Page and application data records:
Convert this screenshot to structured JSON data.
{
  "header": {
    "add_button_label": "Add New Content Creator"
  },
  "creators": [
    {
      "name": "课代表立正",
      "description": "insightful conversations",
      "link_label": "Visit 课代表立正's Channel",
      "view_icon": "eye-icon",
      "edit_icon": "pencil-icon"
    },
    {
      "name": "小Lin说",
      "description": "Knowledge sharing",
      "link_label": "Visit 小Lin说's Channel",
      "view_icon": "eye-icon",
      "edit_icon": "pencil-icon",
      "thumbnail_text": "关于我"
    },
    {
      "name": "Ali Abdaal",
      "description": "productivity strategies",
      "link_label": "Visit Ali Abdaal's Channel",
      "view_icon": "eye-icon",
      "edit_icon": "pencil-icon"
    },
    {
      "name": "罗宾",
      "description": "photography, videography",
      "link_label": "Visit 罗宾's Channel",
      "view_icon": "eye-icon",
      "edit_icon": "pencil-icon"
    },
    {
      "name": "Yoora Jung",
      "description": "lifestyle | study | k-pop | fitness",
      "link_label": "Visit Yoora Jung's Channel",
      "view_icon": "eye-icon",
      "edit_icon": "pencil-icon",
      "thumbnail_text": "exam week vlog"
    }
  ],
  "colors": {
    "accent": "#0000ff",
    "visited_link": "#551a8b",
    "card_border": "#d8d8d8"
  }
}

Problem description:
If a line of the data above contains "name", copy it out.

Task output:
      "name": "课代表立正",
      "name": "小Lin说",
      "name": "Ali Abdaal",
      "name": "罗宾",
      "name": "Yoora Jung",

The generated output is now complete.